Lying around. According to a recent study, college students are actually less likely to recycle than housewives. The reason? Basically, sloth:

...the researcher points out that university students "have less control over glass recycling behaviour, given they perceive it as a series of barriers and limitations hard to overcome." The container being far from home and they having to make their way to it while carrying heavy bags full of glass, for example, is viewed as a difficulty for students, and not for housewives.

Okay, so the study was pretty small—only 525 students and 154 housewives participated. And the task on which participants were evaluated—separating glass from other trash—does not an ecologist make, to say the least. And maybe the fact that college students are lazy is not exactly a groundbreaking finding. But the main point that they researchers took away from this strange little study remains, nonetheless, an interesting one: Ecological awareness does not necessarily lead to action. In other words, just because someone considers herself an environmentalist, doesn't mean she's going to get off her butt and do something about it.
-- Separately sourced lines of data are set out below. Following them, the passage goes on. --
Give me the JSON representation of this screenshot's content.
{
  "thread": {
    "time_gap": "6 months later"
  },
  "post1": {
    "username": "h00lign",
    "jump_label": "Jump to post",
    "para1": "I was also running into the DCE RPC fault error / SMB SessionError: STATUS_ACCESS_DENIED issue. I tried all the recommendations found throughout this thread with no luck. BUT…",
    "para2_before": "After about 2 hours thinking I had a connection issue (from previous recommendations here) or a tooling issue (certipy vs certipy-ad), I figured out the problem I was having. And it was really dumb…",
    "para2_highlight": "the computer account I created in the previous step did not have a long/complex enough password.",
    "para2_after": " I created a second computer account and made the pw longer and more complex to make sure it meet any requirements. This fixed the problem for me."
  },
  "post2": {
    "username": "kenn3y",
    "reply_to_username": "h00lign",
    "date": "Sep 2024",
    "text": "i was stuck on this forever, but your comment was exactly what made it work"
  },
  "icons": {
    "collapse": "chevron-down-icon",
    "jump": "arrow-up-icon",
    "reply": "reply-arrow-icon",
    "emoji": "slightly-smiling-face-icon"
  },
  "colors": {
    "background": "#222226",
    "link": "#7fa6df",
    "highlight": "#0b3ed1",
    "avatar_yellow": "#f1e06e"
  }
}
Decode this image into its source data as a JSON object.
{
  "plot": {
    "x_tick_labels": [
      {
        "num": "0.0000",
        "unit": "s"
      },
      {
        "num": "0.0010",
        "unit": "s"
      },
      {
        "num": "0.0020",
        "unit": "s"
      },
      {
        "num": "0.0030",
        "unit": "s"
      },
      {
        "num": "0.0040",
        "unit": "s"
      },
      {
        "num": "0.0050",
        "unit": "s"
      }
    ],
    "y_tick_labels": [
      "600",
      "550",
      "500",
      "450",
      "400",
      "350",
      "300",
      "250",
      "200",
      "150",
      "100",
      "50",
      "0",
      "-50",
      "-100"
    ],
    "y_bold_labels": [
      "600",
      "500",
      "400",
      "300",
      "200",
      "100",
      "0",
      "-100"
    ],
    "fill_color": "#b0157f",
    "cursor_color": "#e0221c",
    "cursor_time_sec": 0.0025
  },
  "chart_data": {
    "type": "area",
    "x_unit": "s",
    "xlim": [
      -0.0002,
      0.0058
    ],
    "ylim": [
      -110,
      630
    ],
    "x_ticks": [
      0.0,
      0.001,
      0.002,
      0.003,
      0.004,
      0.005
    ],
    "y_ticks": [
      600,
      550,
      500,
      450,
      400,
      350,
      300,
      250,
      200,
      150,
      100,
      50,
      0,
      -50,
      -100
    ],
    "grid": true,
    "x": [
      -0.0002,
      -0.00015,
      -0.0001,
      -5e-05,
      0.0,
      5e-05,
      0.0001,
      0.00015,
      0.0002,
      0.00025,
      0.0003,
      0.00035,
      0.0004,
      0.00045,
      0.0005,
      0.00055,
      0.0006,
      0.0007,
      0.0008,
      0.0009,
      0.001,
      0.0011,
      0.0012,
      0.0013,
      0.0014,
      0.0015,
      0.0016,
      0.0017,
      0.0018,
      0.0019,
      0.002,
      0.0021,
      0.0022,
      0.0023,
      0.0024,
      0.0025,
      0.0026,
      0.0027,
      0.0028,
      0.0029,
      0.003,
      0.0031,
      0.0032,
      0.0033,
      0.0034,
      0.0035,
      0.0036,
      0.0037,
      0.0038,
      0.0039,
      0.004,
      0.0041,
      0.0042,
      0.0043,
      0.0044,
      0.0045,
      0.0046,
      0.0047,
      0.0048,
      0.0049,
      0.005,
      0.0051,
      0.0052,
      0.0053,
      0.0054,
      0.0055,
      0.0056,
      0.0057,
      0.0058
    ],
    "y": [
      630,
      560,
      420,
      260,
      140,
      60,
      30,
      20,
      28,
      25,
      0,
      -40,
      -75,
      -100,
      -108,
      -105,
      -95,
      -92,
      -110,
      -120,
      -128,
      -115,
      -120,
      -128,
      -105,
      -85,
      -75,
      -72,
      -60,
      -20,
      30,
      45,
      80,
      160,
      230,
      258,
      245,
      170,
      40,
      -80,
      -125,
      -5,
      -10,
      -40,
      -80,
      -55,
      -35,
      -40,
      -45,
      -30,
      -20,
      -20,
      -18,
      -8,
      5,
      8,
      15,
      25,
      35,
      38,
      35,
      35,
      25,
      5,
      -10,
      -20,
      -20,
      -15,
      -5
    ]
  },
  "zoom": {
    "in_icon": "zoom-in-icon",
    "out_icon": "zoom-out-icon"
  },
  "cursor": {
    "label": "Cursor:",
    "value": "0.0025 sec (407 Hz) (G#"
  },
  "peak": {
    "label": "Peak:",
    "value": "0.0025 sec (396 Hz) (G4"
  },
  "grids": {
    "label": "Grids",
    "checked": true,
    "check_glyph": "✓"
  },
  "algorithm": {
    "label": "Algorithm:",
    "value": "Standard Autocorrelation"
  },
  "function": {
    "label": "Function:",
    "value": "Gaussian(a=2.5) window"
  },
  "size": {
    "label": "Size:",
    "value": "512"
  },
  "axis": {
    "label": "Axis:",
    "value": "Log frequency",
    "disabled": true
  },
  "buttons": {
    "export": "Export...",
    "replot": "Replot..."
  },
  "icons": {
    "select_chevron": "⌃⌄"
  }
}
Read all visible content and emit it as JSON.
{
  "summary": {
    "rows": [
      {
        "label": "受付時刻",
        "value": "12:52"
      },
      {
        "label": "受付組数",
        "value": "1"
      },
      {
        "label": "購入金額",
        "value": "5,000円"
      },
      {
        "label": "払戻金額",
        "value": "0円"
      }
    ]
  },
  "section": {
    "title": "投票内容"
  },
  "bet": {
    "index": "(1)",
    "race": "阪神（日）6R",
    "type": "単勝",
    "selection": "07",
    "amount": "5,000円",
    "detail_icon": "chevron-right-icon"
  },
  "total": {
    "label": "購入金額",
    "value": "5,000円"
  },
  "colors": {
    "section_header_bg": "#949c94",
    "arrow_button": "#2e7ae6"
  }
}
The next step: figuring out how to make environmental activism more compelling than, oh I don't know, stealing music off the Internet while pounding Bud Light. Or whatever.

—Kiera Butler